## The problem
Find the lines below holding the word "says" and copy each of them.

[Data records for software interfaces]
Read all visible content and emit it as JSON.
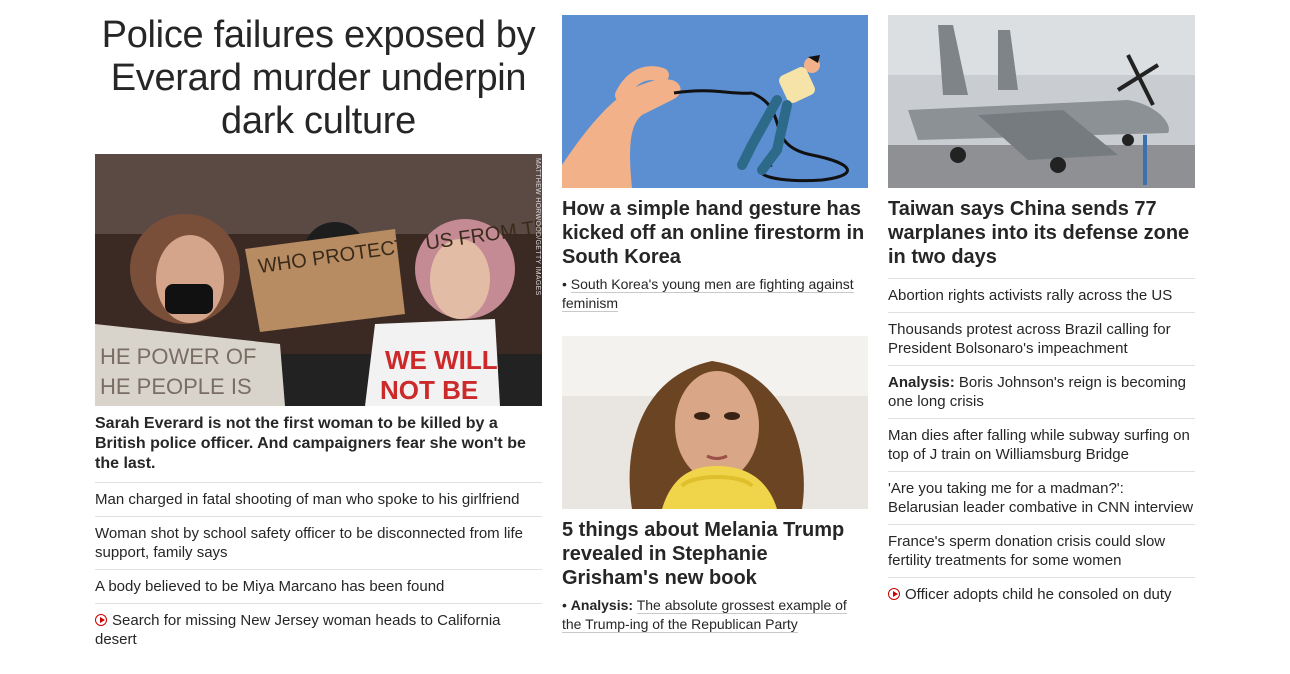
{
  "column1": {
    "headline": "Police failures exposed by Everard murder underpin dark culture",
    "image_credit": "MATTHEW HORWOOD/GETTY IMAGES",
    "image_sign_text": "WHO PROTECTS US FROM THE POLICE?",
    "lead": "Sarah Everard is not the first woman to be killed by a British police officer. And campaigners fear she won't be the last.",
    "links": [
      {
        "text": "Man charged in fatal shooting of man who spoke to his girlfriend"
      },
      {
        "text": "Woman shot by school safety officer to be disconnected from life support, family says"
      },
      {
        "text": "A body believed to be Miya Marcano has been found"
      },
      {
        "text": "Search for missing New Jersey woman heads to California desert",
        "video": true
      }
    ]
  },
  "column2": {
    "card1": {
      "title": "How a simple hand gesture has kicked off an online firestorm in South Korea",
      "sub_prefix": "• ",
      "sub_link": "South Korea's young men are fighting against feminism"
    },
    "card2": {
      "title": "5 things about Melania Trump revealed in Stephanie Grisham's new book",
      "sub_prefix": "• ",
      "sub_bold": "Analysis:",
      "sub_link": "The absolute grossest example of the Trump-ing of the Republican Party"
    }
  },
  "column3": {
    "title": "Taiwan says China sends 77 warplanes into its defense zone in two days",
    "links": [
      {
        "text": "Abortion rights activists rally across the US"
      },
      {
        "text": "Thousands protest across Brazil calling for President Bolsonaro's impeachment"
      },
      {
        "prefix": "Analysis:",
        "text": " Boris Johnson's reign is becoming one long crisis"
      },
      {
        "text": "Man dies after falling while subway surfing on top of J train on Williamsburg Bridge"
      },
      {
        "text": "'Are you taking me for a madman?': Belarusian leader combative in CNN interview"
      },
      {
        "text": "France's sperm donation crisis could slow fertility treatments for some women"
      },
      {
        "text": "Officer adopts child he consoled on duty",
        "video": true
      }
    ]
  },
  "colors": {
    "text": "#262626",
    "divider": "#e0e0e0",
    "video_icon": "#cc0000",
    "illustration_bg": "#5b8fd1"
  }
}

## Exercise answer
        "text": "Woman shot by school safety officer to be disconnected from life support, family says"
    "title": "Taiwan says China sends 77 warplanes into its defense zone in two days",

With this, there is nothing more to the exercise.